# [Work required]
What is the number of lines below that contain the word "JSON"? Give only that number.

# [Data extracts]
⁂

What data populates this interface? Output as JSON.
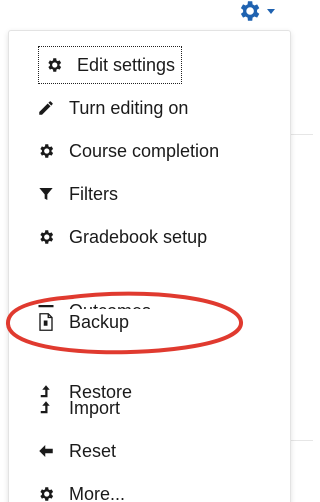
{
  "menu": {
    "trigger": {
      "icon": "gear-icon",
      "caret": "caret-down-icon"
    },
    "items": [
      {
        "label": "Edit settings",
        "icon": "gear-icon"
      },
      {
        "label": "Turn editing on",
        "icon": "pencil-icon"
      },
      {
        "label": "Course completion",
        "icon": "gear-icon"
      },
      {
        "label": "Filters",
        "icon": "filter-icon"
      },
      {
        "label": "Gradebook setup",
        "icon": "gear-icon"
      },
      {
        "label": "Outcomes",
        "icon": "list-icon"
      },
      {
        "label": "Backup",
        "icon": "file-icon"
      },
      {
        "label": "Restore",
        "icon": "upload-icon"
      },
      {
        "label": "Import",
        "icon": "upload-icon"
      },
      {
        "label": "Reset",
        "icon": "arrow-left-icon"
      },
      {
        "label": "More...",
        "icon": "gear-icon"
      }
    ]
  },
  "colors": {
    "icon": "#1a1a1a",
    "trigger_icon": "#1f62b0",
    "annotation": "#e03a2f"
  }
}
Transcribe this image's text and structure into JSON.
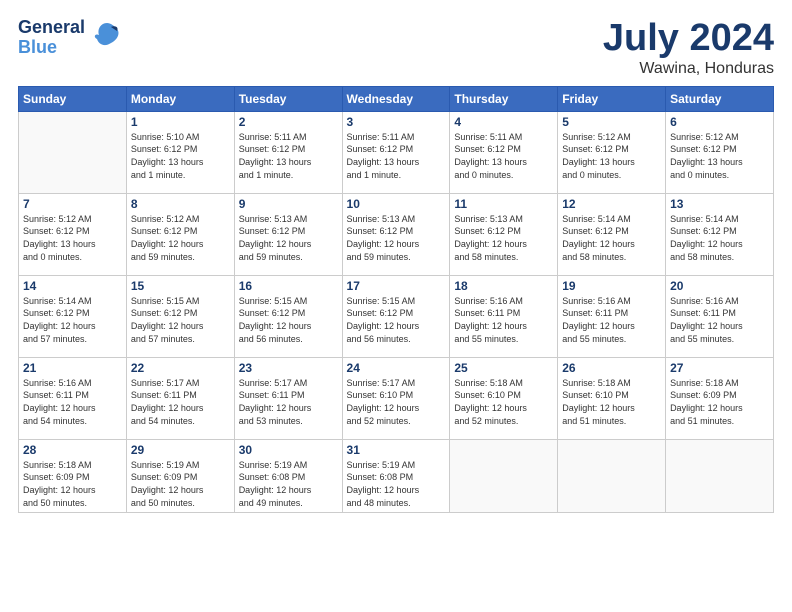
{
  "logo": {
    "line1": "General",
    "line2": "Blue"
  },
  "title": {
    "month_year": "July 2024",
    "location": "Wawina, Honduras"
  },
  "days_of_week": [
    "Sunday",
    "Monday",
    "Tuesday",
    "Wednesday",
    "Thursday",
    "Friday",
    "Saturday"
  ],
  "weeks": [
    [
      {
        "day": "",
        "info": ""
      },
      {
        "day": "1",
        "info": "Sunrise: 5:10 AM\nSunset: 6:12 PM\nDaylight: 13 hours\nand 1 minute."
      },
      {
        "day": "2",
        "info": "Sunrise: 5:11 AM\nSunset: 6:12 PM\nDaylight: 13 hours\nand 1 minute."
      },
      {
        "day": "3",
        "info": "Sunrise: 5:11 AM\nSunset: 6:12 PM\nDaylight: 13 hours\nand 1 minute."
      },
      {
        "day": "4",
        "info": "Sunrise: 5:11 AM\nSunset: 6:12 PM\nDaylight: 13 hours\nand 0 minutes."
      },
      {
        "day": "5",
        "info": "Sunrise: 5:12 AM\nSunset: 6:12 PM\nDaylight: 13 hours\nand 0 minutes."
      },
      {
        "day": "6",
        "info": "Sunrise: 5:12 AM\nSunset: 6:12 PM\nDaylight: 13 hours\nand 0 minutes."
      }
    ],
    [
      {
        "day": "7",
        "info": "Sunrise: 5:12 AM\nSunset: 6:12 PM\nDaylight: 13 hours\nand 0 minutes."
      },
      {
        "day": "8",
        "info": "Sunrise: 5:12 AM\nSunset: 6:12 PM\nDaylight: 12 hours\nand 59 minutes."
      },
      {
        "day": "9",
        "info": "Sunrise: 5:13 AM\nSunset: 6:12 PM\nDaylight: 12 hours\nand 59 minutes."
      },
      {
        "day": "10",
        "info": "Sunrise: 5:13 AM\nSunset: 6:12 PM\nDaylight: 12 hours\nand 59 minutes."
      },
      {
        "day": "11",
        "info": "Sunrise: 5:13 AM\nSunset: 6:12 PM\nDaylight: 12 hours\nand 58 minutes."
      },
      {
        "day": "12",
        "info": "Sunrise: 5:14 AM\nSunset: 6:12 PM\nDaylight: 12 hours\nand 58 minutes."
      },
      {
        "day": "13",
        "info": "Sunrise: 5:14 AM\nSunset: 6:12 PM\nDaylight: 12 hours\nand 58 minutes."
      }
    ],
    [
      {
        "day": "14",
        "info": "Sunrise: 5:14 AM\nSunset: 6:12 PM\nDaylight: 12 hours\nand 57 minutes."
      },
      {
        "day": "15",
        "info": "Sunrise: 5:15 AM\nSunset: 6:12 PM\nDaylight: 12 hours\nand 57 minutes."
      },
      {
        "day": "16",
        "info": "Sunrise: 5:15 AM\nSunset: 6:12 PM\nDaylight: 12 hours\nand 56 minutes."
      },
      {
        "day": "17",
        "info": "Sunrise: 5:15 AM\nSunset: 6:12 PM\nDaylight: 12 hours\nand 56 minutes."
      },
      {
        "day": "18",
        "info": "Sunrise: 5:16 AM\nSunset: 6:11 PM\nDaylight: 12 hours\nand 55 minutes."
      },
      {
        "day": "19",
        "info": "Sunrise: 5:16 AM\nSunset: 6:11 PM\nDaylight: 12 hours\nand 55 minutes."
      },
      {
        "day": "20",
        "info": "Sunrise: 5:16 AM\nSunset: 6:11 PM\nDaylight: 12 hours\nand 55 minutes."
      }
    ],
    [
      {
        "day": "21",
        "info": "Sunrise: 5:16 AM\nSunset: 6:11 PM\nDaylight: 12 hours\nand 54 minutes."
      },
      {
        "day": "22",
        "info": "Sunrise: 5:17 AM\nSunset: 6:11 PM\nDaylight: 12 hours\nand 54 minutes."
      },
      {
        "day": "23",
        "info": "Sunrise: 5:17 AM\nSunset: 6:11 PM\nDaylight: 12 hours\nand 53 minutes."
      },
      {
        "day": "24",
        "info": "Sunrise: 5:17 AM\nSunset: 6:10 PM\nDaylight: 12 hours\nand 52 minutes."
      },
      {
        "day": "25",
        "info": "Sunrise: 5:18 AM\nSunset: 6:10 PM\nDaylight: 12 hours\nand 52 minutes."
      },
      {
        "day": "26",
        "info": "Sunrise: 5:18 AM\nSunset: 6:10 PM\nDaylight: 12 hours\nand 51 minutes."
      },
      {
        "day": "27",
        "info": "Sunrise: 5:18 AM\nSunset: 6:09 PM\nDaylight: 12 hours\nand 51 minutes."
      }
    ],
    [
      {
        "day": "28",
        "info": "Sunrise: 5:18 AM\nSunset: 6:09 PM\nDaylight: 12 hours\nand 50 minutes."
      },
      {
        "day": "29",
        "info": "Sunrise: 5:19 AM\nSunset: 6:09 PM\nDaylight: 12 hours\nand 50 minutes."
      },
      {
        "day": "30",
        "info": "Sunrise: 5:19 AM\nSunset: 6:08 PM\nDaylight: 12 hours\nand 49 minutes."
      },
      {
        "day": "31",
        "info": "Sunrise: 5:19 AM\nSunset: 6:08 PM\nDaylight: 12 hours\nand 48 minutes."
      },
      {
        "day": "",
        "info": ""
      },
      {
        "day": "",
        "info": ""
      },
      {
        "day": "",
        "info": ""
      }
    ]
  ]
}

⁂

# [Expected answer]
2